> Work required: Check each line of the material below for "Mathlib", then copy the ones that contain it.
(Data under study)
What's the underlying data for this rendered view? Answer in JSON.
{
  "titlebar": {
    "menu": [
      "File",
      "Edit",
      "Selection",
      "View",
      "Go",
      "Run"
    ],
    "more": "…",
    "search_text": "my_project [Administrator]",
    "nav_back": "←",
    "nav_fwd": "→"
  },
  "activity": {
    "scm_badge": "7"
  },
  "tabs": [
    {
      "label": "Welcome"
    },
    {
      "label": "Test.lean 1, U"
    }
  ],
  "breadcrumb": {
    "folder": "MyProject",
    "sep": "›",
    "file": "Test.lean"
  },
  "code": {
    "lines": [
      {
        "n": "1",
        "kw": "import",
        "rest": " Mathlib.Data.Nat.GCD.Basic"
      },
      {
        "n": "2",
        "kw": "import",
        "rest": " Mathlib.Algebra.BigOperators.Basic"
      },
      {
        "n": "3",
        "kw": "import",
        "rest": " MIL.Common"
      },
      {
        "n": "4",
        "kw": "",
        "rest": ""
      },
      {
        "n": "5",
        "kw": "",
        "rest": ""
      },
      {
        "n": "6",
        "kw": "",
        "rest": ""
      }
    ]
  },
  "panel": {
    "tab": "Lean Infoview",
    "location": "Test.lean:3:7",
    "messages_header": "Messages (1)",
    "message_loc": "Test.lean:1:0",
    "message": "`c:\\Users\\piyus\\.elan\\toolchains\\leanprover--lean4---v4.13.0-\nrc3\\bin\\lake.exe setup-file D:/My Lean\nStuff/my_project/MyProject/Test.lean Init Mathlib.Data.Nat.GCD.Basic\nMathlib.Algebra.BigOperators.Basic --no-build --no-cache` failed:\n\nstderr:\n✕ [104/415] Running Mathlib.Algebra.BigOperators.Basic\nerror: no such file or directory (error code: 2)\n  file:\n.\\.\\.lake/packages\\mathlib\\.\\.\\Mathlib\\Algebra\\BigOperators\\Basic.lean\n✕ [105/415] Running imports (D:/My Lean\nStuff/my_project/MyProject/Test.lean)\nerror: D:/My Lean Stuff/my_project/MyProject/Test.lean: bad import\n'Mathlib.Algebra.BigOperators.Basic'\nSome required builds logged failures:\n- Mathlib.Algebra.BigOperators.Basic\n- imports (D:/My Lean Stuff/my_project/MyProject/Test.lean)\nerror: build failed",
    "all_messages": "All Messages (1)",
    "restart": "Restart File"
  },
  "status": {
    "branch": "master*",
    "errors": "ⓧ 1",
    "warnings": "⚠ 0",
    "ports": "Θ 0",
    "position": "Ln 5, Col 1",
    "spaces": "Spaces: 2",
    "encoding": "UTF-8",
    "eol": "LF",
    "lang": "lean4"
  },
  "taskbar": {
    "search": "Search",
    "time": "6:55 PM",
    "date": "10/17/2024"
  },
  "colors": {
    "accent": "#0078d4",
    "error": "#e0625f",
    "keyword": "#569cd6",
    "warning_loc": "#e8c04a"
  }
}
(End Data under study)
> Reply to the task:
        "rest": " Mathlib.Data.Nat.GCD.Basic"
        "rest": " Mathlib.Algebra.BigOperators.Basic"
    "message": "`c:\\Users\\piyus\\.elan\\toolchains\\leanprover--lean4---v4.13.0-\nrc3\\bin\\lake.exe setup-file D:/My Lean\nStuff/my_project/MyProject/Test.lean Init Mathlib.Data.Nat.GCD.Basic\nMathlib.Algebra.BigOperators.Basic --no-build --no-cache` failed:\n\nstderr:\n✕ [104/415] Running Mathlib.Algebra.BigOperators.Basic\nerror: no such file or directory (error code: 2)\n  file:\n.\\.\\.lake/packages\\mathlib\\.\\.\\Mathlib\\Algebra\\BigOperators\\Basic.lean\n✕ [105/415] Running imports (D:/My Lean\nStuff/my_project/MyProject/Test.lean)\nerror: D:/My Lean Stuff/my_project/MyProject/Test.lean: bad import\n'Mathlib.Algebra.BigOperators.Basic'\nSome required builds logged failures:\n- Mathlib.Algebra.BigOperators.Basic\n- imports (D:/My Lean Stuff/my_project/MyProject/Test.lean)\nerror: build failed",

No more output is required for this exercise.